[Data provided Boundary: Start]

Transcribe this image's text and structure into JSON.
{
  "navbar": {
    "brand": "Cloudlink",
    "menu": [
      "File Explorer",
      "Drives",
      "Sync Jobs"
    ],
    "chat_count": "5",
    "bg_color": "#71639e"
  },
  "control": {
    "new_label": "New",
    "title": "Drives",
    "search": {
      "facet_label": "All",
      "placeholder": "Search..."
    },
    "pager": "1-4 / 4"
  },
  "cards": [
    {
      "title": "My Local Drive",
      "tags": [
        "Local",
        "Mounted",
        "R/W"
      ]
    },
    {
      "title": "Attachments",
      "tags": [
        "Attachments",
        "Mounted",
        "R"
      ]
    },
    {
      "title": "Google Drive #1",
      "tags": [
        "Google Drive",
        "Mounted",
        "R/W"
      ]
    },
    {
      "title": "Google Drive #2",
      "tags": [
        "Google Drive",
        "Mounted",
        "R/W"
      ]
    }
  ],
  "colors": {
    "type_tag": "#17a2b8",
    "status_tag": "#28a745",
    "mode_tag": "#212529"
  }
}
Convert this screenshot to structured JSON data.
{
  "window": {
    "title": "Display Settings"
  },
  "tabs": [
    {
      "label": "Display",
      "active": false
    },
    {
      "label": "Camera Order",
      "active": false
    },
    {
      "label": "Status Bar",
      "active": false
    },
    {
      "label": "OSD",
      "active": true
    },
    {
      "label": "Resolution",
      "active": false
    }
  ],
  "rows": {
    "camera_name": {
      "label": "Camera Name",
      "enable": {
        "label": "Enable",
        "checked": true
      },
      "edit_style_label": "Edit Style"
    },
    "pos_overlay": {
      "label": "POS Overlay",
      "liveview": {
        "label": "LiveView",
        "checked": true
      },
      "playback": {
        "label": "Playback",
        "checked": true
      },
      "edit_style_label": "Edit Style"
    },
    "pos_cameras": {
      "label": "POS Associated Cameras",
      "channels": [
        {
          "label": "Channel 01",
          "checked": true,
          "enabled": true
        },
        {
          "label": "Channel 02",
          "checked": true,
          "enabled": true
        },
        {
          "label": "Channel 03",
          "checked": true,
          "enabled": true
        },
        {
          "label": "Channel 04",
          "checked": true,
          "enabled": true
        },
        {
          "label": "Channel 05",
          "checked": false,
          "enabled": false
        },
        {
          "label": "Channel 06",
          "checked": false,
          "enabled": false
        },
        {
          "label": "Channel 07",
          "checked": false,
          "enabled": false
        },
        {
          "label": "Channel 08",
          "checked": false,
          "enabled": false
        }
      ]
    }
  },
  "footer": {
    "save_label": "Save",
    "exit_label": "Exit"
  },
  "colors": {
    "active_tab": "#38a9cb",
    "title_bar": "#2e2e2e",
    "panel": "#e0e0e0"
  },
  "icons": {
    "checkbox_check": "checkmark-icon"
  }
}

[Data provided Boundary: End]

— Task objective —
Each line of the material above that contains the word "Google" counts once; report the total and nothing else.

— Final answer —
4